“I began to question what our collective spaces could offer us as we stay apart together,” said Al-Kadiri, an artist known for his large-scale abstract paintings covering social issues around the Middle East.

“What could I, not just as an artist, but as a believer in the power of artistic connection, encourage through my peers? Art has always been exceptionally responsive to the world around us. Through it, we capture the personal, social, political, and environmental issues that we struggle to make sense of.

The project involved the creation of more than 50 hand-made and hand-stitched books. (Supplied)

“These books are an invitation to join me in thinking along the same lines, through a practice I have dedicated myself to for the past few years. I believe in the relevance of the artist’s book today, now more than ever,” he added.

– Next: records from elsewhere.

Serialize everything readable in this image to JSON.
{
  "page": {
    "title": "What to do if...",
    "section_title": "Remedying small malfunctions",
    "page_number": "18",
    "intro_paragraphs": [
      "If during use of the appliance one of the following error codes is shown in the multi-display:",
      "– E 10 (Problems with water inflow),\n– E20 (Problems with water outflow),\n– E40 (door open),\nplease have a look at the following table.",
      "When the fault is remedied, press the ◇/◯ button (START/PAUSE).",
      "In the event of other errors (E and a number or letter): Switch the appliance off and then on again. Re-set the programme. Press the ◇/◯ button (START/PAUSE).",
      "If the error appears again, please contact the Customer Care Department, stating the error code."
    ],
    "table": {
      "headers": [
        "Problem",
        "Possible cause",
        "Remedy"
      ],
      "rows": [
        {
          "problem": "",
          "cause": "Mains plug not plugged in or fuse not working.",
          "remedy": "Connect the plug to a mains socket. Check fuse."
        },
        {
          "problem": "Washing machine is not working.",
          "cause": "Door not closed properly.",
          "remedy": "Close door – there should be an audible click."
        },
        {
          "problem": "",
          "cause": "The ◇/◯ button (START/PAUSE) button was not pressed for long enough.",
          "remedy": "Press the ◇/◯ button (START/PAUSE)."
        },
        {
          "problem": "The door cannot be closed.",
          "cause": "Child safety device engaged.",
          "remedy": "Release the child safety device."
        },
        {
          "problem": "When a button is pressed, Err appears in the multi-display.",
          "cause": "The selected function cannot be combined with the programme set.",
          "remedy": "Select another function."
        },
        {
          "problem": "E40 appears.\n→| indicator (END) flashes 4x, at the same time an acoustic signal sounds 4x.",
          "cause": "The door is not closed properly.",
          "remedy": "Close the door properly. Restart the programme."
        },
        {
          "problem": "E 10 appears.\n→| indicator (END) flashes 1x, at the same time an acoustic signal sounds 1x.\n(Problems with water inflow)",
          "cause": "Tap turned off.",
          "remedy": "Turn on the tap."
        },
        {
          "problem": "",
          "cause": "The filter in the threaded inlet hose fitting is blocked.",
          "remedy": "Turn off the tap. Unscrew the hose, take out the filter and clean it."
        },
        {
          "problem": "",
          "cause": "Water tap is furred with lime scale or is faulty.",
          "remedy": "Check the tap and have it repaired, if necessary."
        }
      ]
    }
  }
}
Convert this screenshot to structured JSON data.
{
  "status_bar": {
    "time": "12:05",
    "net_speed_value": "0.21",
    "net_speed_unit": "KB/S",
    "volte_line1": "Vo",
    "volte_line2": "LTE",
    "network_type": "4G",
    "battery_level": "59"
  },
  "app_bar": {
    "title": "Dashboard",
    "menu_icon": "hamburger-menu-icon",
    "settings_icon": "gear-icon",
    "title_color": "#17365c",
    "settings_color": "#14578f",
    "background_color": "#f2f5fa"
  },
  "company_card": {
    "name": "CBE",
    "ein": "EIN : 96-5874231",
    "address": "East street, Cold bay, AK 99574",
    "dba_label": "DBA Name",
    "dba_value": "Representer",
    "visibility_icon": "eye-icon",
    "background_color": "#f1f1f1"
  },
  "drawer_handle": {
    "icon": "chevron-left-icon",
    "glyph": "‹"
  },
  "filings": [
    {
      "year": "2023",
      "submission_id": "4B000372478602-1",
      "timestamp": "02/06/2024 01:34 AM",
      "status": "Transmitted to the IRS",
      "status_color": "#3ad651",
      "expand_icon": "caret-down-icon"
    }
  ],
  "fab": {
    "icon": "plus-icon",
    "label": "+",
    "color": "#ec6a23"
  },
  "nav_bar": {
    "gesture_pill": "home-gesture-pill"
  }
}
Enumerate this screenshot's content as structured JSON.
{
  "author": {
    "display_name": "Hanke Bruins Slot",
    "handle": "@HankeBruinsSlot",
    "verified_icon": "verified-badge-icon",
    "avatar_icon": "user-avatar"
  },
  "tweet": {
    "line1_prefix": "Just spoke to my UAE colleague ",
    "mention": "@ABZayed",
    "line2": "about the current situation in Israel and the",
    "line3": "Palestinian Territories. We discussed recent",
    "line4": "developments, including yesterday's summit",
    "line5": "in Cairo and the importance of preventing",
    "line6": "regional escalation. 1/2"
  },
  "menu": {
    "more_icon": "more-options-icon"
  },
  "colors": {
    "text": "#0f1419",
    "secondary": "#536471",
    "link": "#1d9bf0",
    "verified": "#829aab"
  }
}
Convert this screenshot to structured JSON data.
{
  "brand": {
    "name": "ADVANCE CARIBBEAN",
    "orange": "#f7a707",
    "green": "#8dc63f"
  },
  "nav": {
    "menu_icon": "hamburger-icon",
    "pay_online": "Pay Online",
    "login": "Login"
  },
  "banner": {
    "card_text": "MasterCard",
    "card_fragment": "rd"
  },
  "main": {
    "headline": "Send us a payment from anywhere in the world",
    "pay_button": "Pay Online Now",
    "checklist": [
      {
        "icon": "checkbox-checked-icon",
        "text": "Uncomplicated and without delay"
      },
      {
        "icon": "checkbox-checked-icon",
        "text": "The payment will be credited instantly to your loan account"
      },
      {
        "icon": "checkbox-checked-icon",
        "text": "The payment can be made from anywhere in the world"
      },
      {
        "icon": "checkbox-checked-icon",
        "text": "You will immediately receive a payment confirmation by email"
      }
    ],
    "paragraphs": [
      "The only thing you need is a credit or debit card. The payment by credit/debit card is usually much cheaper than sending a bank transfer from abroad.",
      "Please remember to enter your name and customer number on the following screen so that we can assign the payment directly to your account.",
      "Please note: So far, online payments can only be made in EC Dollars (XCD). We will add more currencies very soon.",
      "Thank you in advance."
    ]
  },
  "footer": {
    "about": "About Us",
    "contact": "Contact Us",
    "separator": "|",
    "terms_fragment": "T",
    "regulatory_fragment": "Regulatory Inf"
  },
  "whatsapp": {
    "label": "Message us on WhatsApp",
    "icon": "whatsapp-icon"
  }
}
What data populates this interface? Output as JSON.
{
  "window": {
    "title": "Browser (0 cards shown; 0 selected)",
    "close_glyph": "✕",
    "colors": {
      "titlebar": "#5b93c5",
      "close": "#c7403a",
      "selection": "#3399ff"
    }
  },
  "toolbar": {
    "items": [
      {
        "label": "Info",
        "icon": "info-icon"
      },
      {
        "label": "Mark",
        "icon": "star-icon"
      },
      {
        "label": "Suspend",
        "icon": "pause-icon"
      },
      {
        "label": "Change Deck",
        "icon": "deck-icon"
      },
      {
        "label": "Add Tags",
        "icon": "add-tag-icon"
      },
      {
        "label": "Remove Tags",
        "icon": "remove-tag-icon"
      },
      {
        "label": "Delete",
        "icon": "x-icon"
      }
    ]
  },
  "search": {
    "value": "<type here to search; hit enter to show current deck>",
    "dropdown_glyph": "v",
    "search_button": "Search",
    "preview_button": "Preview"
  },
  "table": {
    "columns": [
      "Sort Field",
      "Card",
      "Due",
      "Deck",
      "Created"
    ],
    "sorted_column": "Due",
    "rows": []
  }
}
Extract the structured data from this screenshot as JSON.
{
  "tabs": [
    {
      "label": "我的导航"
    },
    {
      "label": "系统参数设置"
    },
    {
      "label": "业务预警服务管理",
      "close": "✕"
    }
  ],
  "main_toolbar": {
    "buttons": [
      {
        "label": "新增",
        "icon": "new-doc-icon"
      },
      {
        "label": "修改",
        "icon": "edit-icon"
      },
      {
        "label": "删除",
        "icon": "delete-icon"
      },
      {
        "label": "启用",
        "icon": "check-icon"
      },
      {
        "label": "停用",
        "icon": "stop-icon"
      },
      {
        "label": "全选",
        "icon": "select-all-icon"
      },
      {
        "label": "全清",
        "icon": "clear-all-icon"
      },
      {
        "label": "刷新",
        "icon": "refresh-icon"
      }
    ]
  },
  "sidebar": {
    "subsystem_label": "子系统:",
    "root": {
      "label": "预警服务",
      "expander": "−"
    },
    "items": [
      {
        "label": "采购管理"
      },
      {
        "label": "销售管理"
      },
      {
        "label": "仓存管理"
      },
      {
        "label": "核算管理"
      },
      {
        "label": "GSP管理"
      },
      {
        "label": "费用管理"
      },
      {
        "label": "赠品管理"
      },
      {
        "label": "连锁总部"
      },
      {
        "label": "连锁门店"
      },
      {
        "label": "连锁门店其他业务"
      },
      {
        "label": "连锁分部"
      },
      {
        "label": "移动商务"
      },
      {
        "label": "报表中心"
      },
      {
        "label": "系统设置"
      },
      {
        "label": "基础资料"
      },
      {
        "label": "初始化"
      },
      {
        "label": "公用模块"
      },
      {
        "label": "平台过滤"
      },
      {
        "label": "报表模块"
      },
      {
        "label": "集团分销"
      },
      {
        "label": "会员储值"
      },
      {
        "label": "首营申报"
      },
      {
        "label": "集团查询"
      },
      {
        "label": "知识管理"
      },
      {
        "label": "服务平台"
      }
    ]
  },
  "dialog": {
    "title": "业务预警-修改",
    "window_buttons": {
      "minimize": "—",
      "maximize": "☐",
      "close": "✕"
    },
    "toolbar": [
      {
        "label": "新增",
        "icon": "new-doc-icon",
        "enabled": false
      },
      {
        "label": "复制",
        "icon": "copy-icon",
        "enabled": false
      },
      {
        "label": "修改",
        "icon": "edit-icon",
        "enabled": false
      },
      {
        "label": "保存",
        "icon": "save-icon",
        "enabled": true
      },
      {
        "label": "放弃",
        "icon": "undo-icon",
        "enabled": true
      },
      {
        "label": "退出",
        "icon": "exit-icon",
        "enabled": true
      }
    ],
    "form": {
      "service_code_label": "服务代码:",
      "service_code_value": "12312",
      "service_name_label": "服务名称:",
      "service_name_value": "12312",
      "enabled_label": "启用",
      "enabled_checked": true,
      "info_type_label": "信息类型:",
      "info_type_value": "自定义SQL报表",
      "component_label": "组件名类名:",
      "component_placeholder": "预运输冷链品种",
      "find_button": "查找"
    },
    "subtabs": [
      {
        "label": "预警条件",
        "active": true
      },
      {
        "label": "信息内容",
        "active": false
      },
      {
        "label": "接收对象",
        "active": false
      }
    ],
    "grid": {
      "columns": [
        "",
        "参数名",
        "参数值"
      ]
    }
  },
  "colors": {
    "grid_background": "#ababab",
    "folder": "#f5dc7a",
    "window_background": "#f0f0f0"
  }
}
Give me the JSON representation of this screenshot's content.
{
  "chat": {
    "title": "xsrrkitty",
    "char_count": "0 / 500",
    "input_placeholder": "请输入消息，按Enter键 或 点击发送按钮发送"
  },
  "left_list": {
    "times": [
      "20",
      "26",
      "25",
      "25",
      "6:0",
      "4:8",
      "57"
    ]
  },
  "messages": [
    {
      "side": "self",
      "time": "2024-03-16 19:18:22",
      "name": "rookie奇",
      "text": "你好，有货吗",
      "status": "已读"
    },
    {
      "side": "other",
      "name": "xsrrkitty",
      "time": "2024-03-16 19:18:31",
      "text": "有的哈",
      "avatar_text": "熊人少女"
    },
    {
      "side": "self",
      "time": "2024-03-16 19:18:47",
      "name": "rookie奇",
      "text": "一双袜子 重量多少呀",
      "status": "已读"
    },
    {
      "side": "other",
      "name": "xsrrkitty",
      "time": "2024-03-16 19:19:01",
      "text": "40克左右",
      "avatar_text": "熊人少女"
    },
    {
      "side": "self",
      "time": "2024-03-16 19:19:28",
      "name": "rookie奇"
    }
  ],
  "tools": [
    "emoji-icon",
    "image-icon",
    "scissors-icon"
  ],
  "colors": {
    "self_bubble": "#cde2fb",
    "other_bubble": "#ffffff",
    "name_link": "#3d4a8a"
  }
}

Al-Kadiri pointed out that the initiative was also on a mission to put art outside of gallery walls. He was particularly inspired by American artist John Baldessari’s book “Ingres and Other Parables.” In it, Baldessari writes that “it’s difficult to put a painting in the mailbox.”

However, Baldessari, who died in January this year, had a desire to create hand-held artwork to be viewed away from galleries — something Al-Kadiri also aims to promote in the age of COVID-19.

Dongola continues to believe in the power of artists’ books to harness change and as a unique form of expression that captures and responds to the spirit of the times. (Supplied)

Much of the power of The Mailbox Project lies in the diversity of the artists taking part, working in different countries throughout the world and in different artistic mediums. They were given no artistic parameters. They were only asked to create.

“This will be a great historic witness to the times we are living,” added Albaih.

Al-Kadiri hopes to culminate the project in the future with a compilation of completed works from the artists’ books to then be published as a limited-edition book by Dongola. “We also hope to stage an exhibition of the works in the future.”